The virtual aisles contain everything from matzah, cookies and baking essentials to yoghurts, cheese and milk; drinks, spices and spreads; fish, meats and tinned goods. There are also baby foods, purées, cooking sauces and crisps. 
Some of the pesachdik products on offer are new to the UK this year, including a range of gorgeous roasted nut butters from Gefen; a vast catalogue of sweet treats  — including orange and lemon crispy cookies from Gefen and Liebers’ animal cookies; plus an avocado oil spray for those looking to keep things a bit more healthy. “Even if seders are restricted, we want to make it special this year,” says Millett. She explains that the site has been designed so you can easily shop for your family too, if they are shielding or isolating: “You can check out your trolley, and then add the same list to a second address, or tweak it to fit their needs.” 
There are free delivery for orders over £80 all year, but for the Pesach shop, customers based in London and Hertfordshire will pay no charge for a Sunday or Wednesday slot. Deliveries booked for other days (or from further afield) will cost £9.99. Outside London and Hertfordshire free delivery is available on orders over £80. 
Sabeny isn’t the only retailer offering to bring food to your door. Among the stores offering deliveries is butcher, Louis Mann. Owner Sarah Mann- Yeager says they also offer free delivery to London and Hertfordshire addresses. “You’ll need to call us or send an email, to select from our range of ready-to cook dishes. Our menu includes spatchcocked chickens with a choice of marinades or rubs. We have ‘lazy lamb’ which is a shoulder coated in herbs, spices, lemon, garlic and olive oil that you just need to slow cook for a few hours. We also have rotisserie chickens and meat platters for two to however many people we’ll be allowed to share our seders with.” 
Mann-Yeager says they need at least 48 hours’ notice (she advises booking as early as possible for Pesach) and that delivery is free for orders in excess of £30. 
Corney & Co has been delivering fish to its customers throughout the pandemic. “We were lucky as our suppliers stayed open,” explains Dominic Corney. “We need a good 24 hours’ notice, but it’s worth ordering ahead for Pesach, as demand will be high.”
If you’re menu planning, Corney says Pesach is a good time for fish. “All the English fish — cod, haddock, plaice — are in season and plentiful. Orders can also be made via email or phone.” 
St John’s Wood-based grocery store, Panzer’s, has also launched itself into the Pesach market. A catalogue of more than 250 products including seven types of matzah, jams, baking products and store cupboard essentials is available on its website. Delivery will be £5 locally and £7.50 nationally.;;;

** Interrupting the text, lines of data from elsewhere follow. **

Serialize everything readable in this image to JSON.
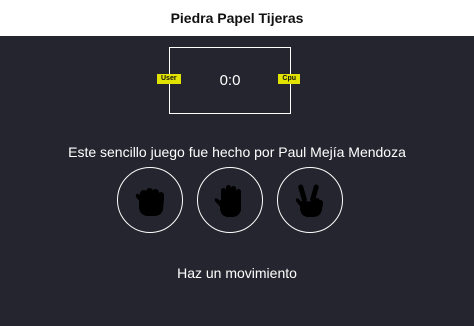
{
  "header": {
    "title": "Piedra Papel Tijeras"
  },
  "scoreboard": {
    "user_label": "User",
    "cpu_label": "Cpu",
    "score": "0:0",
    "badge_color": "#e2e200"
  },
  "credit": "Este sencillo juego fue hecho por Paul Mejía Mendoza",
  "choices": [
    {
      "id": "rock",
      "icon": "rock-fist-icon"
    },
    {
      "id": "paper",
      "icon": "paper-hand-icon"
    },
    {
      "id": "scissors",
      "icon": "scissors-hand-icon"
    }
  ],
  "message": "Haz un movimiento",
  "colors": {
    "background": "#25252f",
    "header_bg": "#ffffff",
    "accent": "#e2e200"
  }
}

Share via

Want more from the JC?

To continue reading, we just need a few details...

Want more from
the JC?

To continue reading, we just
need a few details...

Get the best news and views from across the Jewish world Get subscriber-only offers from our partners Subscribe to get access to our e-paper and archive